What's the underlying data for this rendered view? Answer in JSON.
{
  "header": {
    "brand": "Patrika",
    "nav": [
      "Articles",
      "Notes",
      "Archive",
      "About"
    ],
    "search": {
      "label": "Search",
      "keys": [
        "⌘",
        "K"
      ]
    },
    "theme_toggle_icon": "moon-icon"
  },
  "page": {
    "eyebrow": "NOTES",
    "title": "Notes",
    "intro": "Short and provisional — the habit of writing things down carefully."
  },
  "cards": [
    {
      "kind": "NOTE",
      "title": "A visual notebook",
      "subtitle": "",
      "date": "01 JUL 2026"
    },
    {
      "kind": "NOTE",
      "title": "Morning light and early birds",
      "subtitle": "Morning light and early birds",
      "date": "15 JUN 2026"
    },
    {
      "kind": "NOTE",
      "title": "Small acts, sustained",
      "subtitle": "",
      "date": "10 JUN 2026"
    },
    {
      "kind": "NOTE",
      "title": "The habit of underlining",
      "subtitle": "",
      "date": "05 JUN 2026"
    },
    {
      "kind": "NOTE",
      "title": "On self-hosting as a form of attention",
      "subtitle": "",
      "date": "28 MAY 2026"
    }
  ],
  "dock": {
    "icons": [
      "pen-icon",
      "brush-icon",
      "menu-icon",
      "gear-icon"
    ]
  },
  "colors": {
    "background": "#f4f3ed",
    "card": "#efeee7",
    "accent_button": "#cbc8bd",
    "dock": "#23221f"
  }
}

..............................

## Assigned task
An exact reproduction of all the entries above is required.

## Task answer
What's the underlying data for this rendered view? Answer in JSON.
{
  "header": {
    "brand": "Patrika",
    "nav": [
      "Articles",
      "Notes",
      "Archive",
      "About"
    ],
    "search": {
      "label": "Search",
      "keys": [
        "⌘",
        "K"
      ]
    },
    "theme_toggle_icon": "moon-icon"
  },
  "page": {
    "eyebrow": "NOTES",
    "title": "Notes",
    "intro": "Short and provisional — the habit of writing things down carefully."
  },
  "cards": [
    {
      "kind": "NOTE",
      "title": "A visual notebook",
      "subtitle": "",
      "date": "01 JUL 2026"
    },
    {
      "kind": "NOTE",
      "title": "Morning light and early birds",
      "subtitle": "Morning light and early birds",
      "date": "15 JUN 2026"
    },
    {
      "kind": "NOTE",
      "title": "Small acts, sustained",
      "subtitle": "",
      "date": "10 JUN 2026"
    },
    {
      "kind": "NOTE",
      "title": "The habit of underlining",
      "subtitle": "",
      "date": "05 JUN 2026"
    },
    {
      "kind": "NOTE",
      "title": "On self-hosting as a form of attention",
      "subtitle": "",
      "date": "28 MAY 2026"
    }
  ],
  "dock": {
    "icons": [
      "pen-icon",
      "brush-icon",
      "menu-icon",
      "gear-icon"
    ]
  },
  "colors": {
    "background": "#f4f3ed",
    "card": "#efeee7",
    "accent_button": "#cbc8bd",
    "dock": "#23221f"
  }
}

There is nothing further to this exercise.